Shrinking lung syndrome in systemic lupus erythematosus: A case series and review of the literature

Medicine (Baltimore). 2016 Aug;95(33):e4626. doi: 10.1097/MD.0000000000004626.


Shrinking lung syndrome (SLS) is a rare and less known complication mainly associated with systemic lupus erythematosus (SLE). In this study, we analyze the clinical features, investigation findings, approaches to management, and outcome in a case series of 9 adult patients with SLE and SLS diagnosed during a 35-year period in 3 referral tertiary care hospitals in Spain. Additionally, we reviewed 80 additional cases previously reported (PubMed 1965-2015). These 80 cases, together with our 9 patients, form the basis of the present analysis.The overall SLS prevalence in our SLE population was 1.1% (9/829). SLS may complicate SLE at any time over its course, and it usually occurs in patients without previous or concomitant major organ involvement. More than half of the patients had inactive lupus according to SELENA-systemic lupus erythematosus disease activity index (SLEDAI) scores. Typically, it presents with progressive exertional dyspnea of variable severity, accompanied by pleuritic chest pain in 76% of the cases.An important diagnostic delay is common. The diagnostic tools that showed better yield for SLS detection are the imaging techniques (chest x-ray and high-resolution computed tomography) along with pulmonary and diaphragmatic function tests. Evaluation of diaphragm dome motion by M-mode ultrasonography and phrenic nerve conduction studies are less useful.There are no standardized guidelines for the treatment of SLS in SLE. The majority of patients were treated with medium or high doses of glucocorticoids. Several immunosuppressive agents have been used in conjunction with steroids either if the patient fails to improve or since the beginning of the treatment. Theophylline and beta-agonists, alone or in combination with glucocorticoids, have been suggested with the intent to increase diaphragmatic strength.The overall long-term prognosis was good. The great majority of patients had significant clinical improvement and stabilization, or mild to moderate improvement on pulmonary function tests. The mortality rate was very low.

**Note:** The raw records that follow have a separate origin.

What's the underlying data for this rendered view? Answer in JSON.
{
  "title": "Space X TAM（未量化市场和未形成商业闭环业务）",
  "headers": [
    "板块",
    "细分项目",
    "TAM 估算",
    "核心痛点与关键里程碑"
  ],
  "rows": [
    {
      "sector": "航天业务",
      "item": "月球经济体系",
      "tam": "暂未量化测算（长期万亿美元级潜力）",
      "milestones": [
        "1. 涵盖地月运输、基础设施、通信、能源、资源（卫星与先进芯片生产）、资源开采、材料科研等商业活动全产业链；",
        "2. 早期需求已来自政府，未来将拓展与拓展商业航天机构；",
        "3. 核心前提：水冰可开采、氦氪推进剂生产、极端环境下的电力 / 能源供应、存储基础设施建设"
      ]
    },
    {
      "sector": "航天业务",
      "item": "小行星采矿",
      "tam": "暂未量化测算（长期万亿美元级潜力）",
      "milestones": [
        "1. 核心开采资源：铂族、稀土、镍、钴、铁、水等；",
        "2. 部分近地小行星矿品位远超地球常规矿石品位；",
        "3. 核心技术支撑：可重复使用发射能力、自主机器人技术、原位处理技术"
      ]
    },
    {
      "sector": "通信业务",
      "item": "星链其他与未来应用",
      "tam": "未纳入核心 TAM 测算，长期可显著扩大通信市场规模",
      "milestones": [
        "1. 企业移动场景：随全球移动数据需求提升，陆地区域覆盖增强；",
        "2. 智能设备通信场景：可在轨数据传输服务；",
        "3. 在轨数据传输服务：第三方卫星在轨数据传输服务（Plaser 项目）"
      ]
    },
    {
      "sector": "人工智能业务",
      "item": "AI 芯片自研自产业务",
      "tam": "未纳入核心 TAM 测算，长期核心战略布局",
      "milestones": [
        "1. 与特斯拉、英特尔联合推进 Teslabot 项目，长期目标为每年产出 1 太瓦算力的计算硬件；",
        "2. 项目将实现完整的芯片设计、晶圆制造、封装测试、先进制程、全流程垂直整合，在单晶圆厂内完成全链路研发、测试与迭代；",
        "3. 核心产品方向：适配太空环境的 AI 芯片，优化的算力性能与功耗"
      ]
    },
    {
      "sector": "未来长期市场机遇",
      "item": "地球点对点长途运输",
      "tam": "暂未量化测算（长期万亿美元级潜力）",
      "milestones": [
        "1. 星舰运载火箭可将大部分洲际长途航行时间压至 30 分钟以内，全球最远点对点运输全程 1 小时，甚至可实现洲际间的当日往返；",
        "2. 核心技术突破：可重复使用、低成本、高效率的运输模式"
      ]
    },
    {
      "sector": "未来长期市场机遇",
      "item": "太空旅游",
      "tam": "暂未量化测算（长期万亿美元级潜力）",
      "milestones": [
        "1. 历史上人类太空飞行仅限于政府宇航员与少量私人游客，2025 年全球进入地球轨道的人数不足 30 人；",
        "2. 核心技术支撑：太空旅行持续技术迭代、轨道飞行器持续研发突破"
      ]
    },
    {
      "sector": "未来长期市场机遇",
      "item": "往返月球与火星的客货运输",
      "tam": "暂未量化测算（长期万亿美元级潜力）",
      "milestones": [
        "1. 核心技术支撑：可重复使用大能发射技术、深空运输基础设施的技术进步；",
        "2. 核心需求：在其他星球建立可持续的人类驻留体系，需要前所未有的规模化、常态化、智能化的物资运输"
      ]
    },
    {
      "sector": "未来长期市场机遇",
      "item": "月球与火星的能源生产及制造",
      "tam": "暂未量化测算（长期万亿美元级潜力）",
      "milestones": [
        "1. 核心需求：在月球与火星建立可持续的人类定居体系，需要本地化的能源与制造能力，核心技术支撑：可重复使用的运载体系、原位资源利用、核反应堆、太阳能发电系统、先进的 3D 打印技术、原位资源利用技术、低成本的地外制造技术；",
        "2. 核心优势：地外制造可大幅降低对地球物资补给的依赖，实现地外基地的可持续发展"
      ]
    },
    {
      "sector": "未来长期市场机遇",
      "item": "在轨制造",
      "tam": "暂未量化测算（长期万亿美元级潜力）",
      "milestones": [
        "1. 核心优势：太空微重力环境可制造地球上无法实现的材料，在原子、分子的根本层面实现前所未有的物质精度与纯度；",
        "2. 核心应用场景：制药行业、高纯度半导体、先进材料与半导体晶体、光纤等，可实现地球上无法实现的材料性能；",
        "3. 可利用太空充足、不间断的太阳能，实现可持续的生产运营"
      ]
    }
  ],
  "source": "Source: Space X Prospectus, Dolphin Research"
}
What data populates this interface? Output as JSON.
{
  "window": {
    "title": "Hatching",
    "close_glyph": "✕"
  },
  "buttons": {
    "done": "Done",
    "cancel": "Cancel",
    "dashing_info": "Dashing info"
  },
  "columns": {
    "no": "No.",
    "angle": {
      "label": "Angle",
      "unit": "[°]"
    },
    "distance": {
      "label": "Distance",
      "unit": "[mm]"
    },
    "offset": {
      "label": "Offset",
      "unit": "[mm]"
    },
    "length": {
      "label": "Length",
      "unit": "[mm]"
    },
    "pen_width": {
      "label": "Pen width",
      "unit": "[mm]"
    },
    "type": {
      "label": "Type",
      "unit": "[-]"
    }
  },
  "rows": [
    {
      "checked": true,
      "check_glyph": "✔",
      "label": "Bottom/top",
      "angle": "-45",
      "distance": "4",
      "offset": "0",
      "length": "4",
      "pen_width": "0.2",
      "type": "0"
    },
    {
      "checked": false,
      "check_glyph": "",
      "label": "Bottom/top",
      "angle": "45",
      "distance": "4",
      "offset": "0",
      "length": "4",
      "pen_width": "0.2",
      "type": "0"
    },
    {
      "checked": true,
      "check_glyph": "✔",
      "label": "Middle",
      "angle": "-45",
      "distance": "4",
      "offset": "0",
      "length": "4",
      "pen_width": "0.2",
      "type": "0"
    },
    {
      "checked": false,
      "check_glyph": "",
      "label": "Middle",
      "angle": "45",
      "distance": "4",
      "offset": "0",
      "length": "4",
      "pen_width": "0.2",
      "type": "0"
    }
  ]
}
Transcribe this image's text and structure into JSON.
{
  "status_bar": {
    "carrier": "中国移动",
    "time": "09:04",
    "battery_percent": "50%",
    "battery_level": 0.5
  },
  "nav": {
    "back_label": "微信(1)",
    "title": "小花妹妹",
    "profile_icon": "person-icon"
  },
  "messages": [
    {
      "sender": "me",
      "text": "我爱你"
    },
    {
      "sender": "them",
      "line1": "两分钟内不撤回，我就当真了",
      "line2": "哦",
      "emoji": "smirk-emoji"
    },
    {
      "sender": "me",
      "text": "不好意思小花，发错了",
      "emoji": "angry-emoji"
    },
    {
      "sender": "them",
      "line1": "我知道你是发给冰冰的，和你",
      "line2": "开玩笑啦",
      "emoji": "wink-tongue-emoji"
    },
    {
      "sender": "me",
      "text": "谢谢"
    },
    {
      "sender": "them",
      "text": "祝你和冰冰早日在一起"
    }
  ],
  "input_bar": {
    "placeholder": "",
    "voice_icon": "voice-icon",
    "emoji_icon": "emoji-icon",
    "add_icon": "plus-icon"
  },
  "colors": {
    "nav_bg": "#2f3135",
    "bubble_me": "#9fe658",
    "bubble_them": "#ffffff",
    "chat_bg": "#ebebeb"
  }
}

Publication types

  • Case Reports
  • Review

MeSH terms

  • Adult
  • Aged
  • Female
  • Humans
  • Lung Diseases / etiology*
  • Lung Diseases / pathology
  • Lupus Erythematosus, Systemic / complications*
  • Lupus Erythematosus, Systemic / pathology
  • Male
  • Middle Aged
  • Syndrome